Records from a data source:

--- START ---

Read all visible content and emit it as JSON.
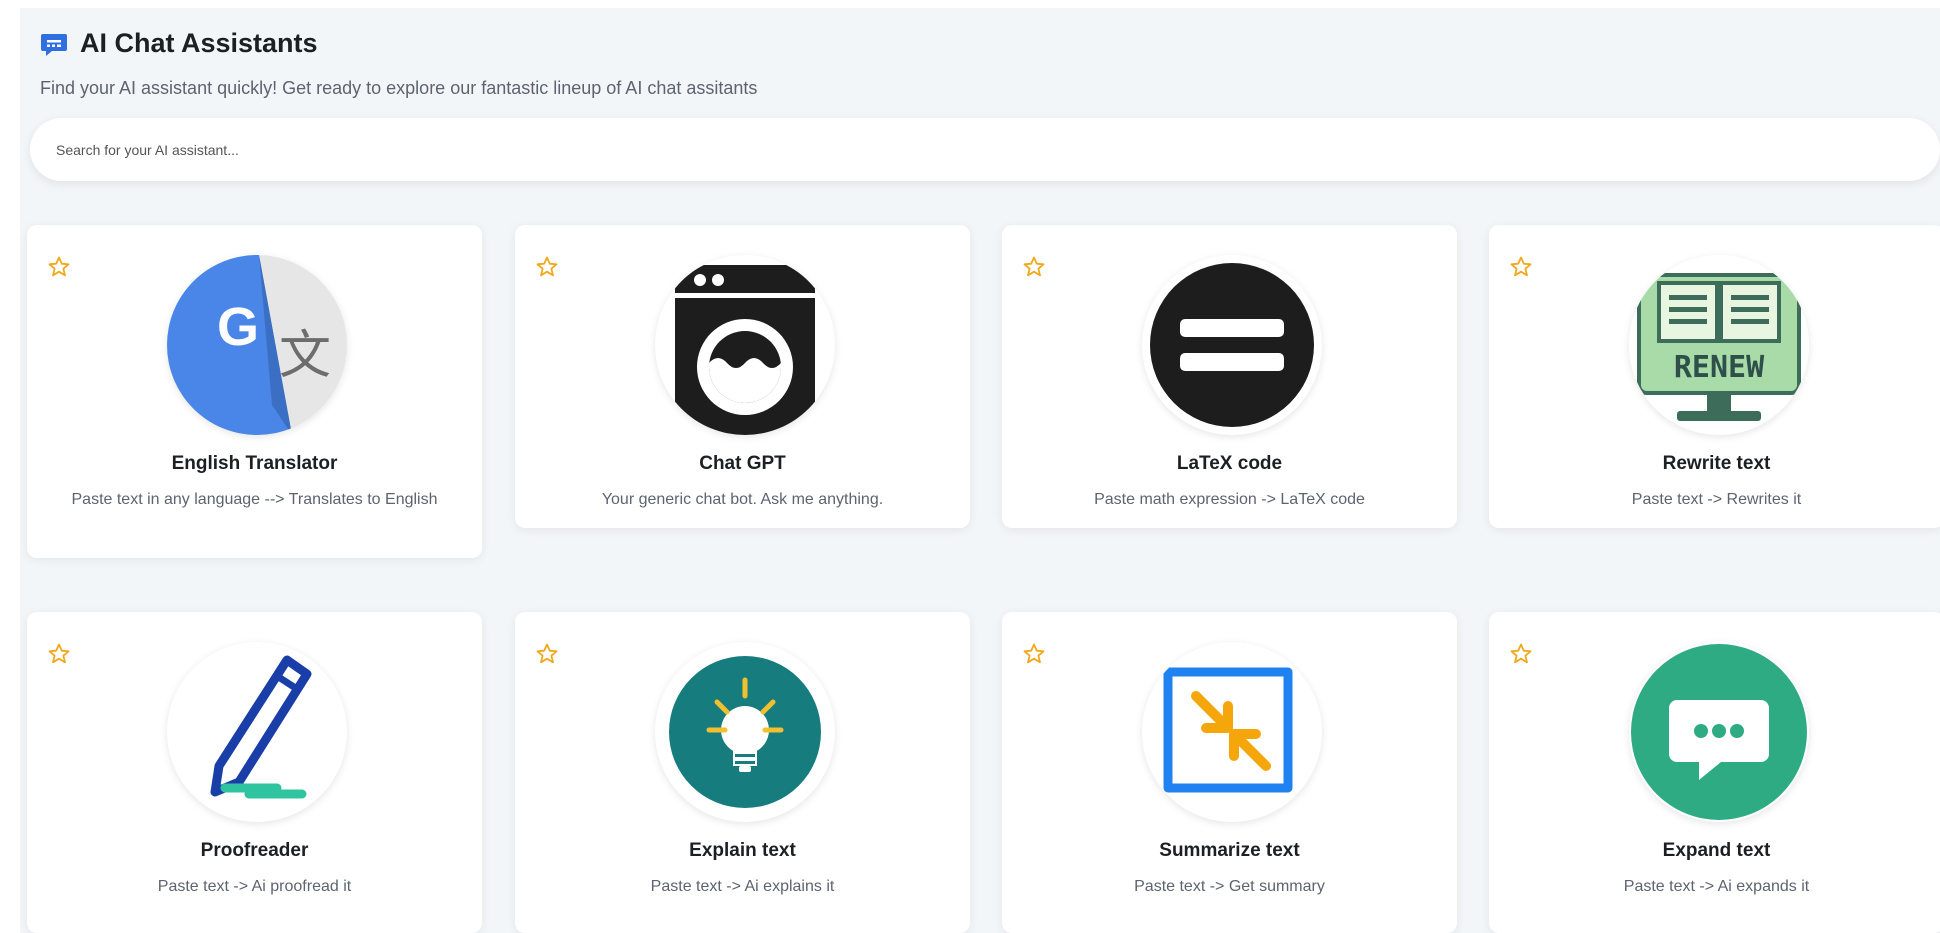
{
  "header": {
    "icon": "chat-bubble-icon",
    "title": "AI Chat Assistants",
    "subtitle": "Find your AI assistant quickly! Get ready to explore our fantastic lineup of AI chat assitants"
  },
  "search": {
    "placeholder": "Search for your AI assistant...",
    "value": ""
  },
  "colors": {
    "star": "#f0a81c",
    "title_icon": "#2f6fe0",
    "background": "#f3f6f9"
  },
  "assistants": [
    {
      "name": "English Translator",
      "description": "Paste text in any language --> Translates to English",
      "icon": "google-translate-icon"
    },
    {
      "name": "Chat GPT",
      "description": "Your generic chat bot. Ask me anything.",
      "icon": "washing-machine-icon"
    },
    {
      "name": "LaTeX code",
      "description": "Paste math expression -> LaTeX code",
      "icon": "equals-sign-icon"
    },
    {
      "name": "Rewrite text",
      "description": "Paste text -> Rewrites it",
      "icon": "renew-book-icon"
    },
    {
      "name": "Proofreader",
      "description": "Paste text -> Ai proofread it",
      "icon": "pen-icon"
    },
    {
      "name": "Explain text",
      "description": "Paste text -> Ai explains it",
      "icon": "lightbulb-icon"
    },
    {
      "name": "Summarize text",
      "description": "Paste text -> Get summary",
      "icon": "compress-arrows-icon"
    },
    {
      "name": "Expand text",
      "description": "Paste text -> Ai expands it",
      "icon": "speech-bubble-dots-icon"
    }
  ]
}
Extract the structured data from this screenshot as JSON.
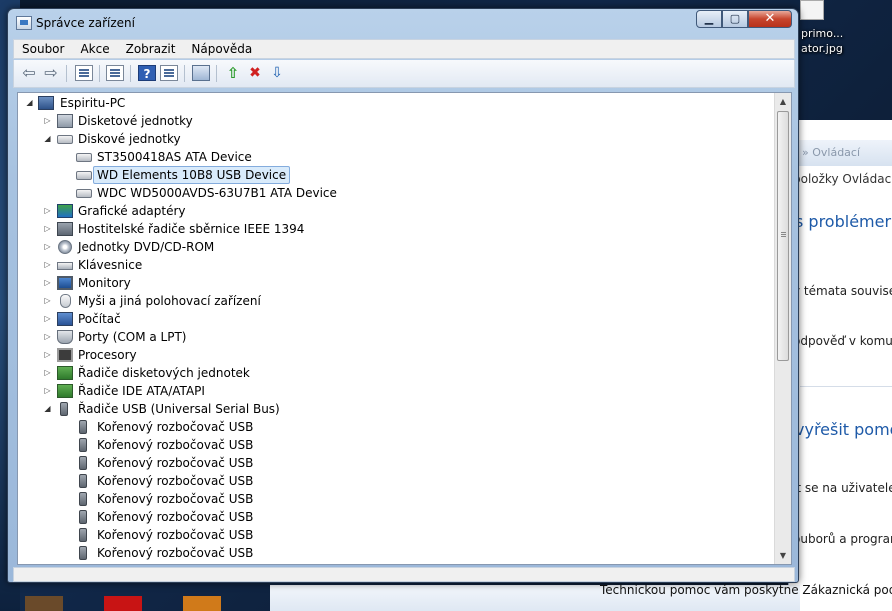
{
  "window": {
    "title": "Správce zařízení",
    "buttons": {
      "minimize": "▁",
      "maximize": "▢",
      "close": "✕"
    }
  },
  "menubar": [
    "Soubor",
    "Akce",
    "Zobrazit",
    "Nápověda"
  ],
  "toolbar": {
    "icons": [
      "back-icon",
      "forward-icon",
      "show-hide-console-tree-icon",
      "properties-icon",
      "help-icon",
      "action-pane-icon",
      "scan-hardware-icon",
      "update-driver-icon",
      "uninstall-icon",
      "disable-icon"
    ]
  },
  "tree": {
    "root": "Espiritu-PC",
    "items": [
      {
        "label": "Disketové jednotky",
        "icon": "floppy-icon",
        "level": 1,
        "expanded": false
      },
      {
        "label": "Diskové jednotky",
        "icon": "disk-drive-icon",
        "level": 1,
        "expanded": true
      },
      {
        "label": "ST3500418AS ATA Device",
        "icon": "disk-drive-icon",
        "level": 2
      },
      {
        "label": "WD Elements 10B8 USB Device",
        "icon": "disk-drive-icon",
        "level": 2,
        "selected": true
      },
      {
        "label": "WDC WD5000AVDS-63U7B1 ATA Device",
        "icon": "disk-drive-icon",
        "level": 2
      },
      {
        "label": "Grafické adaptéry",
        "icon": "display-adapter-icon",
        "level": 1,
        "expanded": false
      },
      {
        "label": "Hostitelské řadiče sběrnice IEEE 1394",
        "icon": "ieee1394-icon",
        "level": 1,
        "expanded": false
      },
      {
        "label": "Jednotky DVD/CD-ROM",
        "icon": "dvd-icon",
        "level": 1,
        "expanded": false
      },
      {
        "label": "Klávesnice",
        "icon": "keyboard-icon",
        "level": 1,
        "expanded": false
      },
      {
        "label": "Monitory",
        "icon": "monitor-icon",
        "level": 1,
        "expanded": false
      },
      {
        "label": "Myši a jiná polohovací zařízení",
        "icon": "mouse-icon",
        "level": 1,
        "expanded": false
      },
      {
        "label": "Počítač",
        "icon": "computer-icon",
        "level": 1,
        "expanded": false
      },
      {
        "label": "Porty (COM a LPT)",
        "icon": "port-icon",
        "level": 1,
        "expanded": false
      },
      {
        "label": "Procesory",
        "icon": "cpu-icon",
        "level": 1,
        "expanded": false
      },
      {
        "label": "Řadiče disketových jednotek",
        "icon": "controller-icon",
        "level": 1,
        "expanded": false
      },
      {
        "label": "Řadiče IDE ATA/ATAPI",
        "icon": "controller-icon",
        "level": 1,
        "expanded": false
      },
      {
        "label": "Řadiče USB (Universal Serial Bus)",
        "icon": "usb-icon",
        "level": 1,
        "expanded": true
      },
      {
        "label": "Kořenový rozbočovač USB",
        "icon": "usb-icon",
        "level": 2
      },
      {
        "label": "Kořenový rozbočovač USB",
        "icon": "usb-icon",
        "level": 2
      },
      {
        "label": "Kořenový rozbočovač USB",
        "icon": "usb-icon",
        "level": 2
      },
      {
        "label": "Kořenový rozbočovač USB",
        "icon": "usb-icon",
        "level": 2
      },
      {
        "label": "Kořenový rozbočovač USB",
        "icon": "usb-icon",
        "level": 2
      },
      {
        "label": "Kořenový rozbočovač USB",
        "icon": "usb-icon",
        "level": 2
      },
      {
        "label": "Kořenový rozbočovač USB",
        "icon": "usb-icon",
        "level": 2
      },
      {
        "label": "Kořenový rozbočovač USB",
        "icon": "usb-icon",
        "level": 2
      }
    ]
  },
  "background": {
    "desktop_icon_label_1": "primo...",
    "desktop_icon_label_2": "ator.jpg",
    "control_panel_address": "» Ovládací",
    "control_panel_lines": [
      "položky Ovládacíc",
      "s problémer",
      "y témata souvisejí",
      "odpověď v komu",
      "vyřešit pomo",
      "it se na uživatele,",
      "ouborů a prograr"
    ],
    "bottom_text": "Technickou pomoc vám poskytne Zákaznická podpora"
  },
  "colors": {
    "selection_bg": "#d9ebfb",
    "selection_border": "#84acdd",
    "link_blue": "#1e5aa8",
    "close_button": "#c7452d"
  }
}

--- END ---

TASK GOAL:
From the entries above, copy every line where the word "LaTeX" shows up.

COMPLETED TASK:
      "name": "LaTeX code",
      "description": "Paste math expression -> LaTeX code",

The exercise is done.